Endeavour: Lazeretto. Television Review.

Liverpool Sound and Vision Rating 9/10

Cast: Shaun Evans, Roger Allam, Anton Lesser, James Bradshaw, Sean Rigby, Dakota Blue Richards, David Yelland, Glen Davies, Sarah Winter, Robert Wilfort, Morgan Jones, Celine Buckens, Ciara Charteris, Phoebe Nicholls, Edward MacLiam, Amy Marston, John Hopkins, Alex McSweeney, Caroline O’Neill, Shvorne Marks, Claire Lichie, Mark Phoenix, Sion Alun Davies, Sarah Vickers, Matthew Walker.

There is something deeply unsettling in the guts when it comes to witnessing the horror of people being murdered in a hospital, the caring profession, the deep calling that sits in the heart of many to do good, to save lives, to be the shining example in a society that at times only thinks of nurses or doctors when they actually physically need them, it is a place where only those whose time it truly is, should be the ones to pass on.

To be in quarantine in hospital, to be placed their suddenly is a hard emotion to deal with, to feel the fear of a superstitious cowering in their own beds as a certain hospital crib takes on an unfortunate illogical and false premise, that is a mystery worth solving in itself.

Endeavour may have had many issues to deal with as his time as a Detective Constable in Oxford but when the situation he finds himself in calls for three different lines of attack and strategy, all his reasoning and forth right mental acumen are all called for.
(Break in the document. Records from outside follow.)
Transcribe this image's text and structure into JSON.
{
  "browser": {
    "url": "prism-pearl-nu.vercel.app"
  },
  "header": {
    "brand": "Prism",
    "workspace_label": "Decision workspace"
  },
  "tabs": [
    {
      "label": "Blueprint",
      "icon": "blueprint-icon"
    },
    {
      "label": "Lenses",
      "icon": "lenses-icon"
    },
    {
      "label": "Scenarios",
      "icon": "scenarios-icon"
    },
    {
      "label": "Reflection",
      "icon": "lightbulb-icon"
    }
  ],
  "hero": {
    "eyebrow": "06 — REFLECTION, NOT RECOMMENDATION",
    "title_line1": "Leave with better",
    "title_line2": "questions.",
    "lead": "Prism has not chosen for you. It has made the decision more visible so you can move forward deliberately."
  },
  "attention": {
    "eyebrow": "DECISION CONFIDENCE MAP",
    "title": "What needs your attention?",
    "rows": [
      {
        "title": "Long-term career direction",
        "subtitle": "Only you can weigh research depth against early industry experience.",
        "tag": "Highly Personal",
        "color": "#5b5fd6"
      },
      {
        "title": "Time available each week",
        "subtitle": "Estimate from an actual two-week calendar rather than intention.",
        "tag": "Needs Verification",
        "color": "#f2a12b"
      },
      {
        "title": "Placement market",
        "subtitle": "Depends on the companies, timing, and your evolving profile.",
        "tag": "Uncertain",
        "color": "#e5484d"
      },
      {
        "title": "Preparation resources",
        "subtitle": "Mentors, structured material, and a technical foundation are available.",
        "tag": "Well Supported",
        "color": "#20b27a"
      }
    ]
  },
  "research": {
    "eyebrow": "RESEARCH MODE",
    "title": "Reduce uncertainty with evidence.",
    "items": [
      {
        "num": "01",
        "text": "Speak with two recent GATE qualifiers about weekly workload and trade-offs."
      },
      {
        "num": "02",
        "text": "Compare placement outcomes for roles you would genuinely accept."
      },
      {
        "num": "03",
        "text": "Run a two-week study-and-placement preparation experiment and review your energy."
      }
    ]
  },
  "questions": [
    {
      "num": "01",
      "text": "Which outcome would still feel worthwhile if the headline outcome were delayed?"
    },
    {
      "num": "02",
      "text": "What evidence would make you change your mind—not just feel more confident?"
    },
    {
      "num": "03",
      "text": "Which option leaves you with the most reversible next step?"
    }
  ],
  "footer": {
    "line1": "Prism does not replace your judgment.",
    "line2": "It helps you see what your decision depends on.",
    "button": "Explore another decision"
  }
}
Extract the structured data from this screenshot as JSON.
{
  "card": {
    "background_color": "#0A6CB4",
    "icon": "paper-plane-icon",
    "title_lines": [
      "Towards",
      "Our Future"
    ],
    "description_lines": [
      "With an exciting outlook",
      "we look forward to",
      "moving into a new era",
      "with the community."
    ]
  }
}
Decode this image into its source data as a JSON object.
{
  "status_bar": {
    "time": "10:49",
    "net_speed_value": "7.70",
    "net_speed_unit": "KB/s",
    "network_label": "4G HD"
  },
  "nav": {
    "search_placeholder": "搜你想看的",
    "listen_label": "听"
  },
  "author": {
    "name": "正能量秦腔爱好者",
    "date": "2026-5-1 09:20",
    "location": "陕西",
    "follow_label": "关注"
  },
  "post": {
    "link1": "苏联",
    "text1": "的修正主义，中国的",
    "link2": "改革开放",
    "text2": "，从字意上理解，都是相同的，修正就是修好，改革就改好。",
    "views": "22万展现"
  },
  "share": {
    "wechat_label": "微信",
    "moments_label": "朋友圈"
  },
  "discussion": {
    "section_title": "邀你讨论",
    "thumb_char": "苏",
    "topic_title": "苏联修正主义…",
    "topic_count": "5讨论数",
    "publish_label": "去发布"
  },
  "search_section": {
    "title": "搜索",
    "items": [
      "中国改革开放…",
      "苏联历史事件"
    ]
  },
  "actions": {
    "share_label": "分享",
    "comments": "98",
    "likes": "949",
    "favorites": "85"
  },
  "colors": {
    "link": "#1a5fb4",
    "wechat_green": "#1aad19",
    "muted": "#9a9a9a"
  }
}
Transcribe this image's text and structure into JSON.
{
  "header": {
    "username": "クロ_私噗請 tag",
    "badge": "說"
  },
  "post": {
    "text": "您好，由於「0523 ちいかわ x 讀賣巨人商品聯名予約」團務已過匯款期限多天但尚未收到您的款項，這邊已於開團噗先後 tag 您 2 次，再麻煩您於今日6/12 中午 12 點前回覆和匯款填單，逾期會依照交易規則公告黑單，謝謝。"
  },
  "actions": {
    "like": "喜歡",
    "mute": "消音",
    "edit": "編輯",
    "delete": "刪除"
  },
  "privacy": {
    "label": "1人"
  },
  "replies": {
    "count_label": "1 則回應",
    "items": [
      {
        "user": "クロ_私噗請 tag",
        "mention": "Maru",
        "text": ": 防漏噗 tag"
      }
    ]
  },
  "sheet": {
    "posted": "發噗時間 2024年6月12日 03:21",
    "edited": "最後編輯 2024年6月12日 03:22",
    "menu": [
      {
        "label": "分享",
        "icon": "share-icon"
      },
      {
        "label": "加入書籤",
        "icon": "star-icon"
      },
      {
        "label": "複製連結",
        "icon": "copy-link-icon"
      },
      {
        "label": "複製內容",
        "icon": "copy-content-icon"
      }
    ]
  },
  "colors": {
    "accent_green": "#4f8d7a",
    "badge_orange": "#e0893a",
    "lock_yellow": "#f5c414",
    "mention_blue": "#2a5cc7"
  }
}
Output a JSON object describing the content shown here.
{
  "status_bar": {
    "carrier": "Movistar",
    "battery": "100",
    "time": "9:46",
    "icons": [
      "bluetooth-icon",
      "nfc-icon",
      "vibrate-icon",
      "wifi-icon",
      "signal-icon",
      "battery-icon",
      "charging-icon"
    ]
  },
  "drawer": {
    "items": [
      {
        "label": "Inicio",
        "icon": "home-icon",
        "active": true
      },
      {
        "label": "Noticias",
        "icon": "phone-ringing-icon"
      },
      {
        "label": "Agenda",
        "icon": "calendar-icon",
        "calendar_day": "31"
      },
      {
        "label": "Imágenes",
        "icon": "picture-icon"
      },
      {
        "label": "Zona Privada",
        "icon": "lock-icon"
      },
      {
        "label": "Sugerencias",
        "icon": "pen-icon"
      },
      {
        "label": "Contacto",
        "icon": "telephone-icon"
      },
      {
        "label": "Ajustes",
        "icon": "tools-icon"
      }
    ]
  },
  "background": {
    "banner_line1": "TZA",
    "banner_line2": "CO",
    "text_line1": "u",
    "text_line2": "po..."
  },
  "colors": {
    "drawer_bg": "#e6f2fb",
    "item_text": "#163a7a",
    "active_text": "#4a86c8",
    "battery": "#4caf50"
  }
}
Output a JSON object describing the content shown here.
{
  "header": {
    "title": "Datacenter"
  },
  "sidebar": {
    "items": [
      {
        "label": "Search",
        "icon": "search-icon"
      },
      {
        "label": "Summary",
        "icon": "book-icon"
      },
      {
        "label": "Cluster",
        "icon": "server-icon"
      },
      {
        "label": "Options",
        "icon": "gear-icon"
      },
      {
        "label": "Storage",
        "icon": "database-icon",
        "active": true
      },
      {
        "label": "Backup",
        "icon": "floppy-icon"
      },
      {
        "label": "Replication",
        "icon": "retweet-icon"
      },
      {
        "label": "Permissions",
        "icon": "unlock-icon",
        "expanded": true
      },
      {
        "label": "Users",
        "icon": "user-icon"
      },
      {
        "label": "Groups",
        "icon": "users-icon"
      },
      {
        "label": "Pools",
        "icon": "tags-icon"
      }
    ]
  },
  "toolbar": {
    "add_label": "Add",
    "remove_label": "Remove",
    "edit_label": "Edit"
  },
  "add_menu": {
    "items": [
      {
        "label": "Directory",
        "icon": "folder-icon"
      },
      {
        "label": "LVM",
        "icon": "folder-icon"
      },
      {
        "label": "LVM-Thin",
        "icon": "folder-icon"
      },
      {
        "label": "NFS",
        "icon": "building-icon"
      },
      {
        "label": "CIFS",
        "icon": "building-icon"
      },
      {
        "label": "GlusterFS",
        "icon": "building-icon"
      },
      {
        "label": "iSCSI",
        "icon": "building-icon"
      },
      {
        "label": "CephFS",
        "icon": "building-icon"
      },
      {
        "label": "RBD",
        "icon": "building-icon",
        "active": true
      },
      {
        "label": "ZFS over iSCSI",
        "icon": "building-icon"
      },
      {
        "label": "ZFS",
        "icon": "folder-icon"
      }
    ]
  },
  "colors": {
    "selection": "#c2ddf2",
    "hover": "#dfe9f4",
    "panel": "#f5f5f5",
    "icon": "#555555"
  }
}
The seemingly easy task of looking after a prisoner who is turning Queen’s evidence is one thing, but dealing with a serial killer and an ex fiancés mother is quite another, it is this almost leprous feeling of seclusion, of still not being recognised for the insight he brings to the police force, of not ever being able to break the imposed barrier that stands him and acceptance in the wider community that somehow brings this situation to its conclusion.

The loner in the pack, the stranger in the middle of everything is a running motif in Lazeretto, it is one that is defined by the unease that many of the characters undoubtedly feel as they are pushed into positions of responsibility or unhappiness beyond their control. In no small way is this echoed in the relationship between Joan and Win Thursday, the mother/daughter bond broken by the latter’s continued withdrawal from the family; this dynamic is something many families go through and yet this touching scene, one born of anger and worry is in itself a reminder that some problems can eventually be talked through, the trouble is the sores that are allowed to fester in the mean time.

With superb performances by Caroline O’Neil and Sara Vickers as Win and Joan Thursday, Lazeretto continues the very high mark this particular series has offered.

Ian D. Hall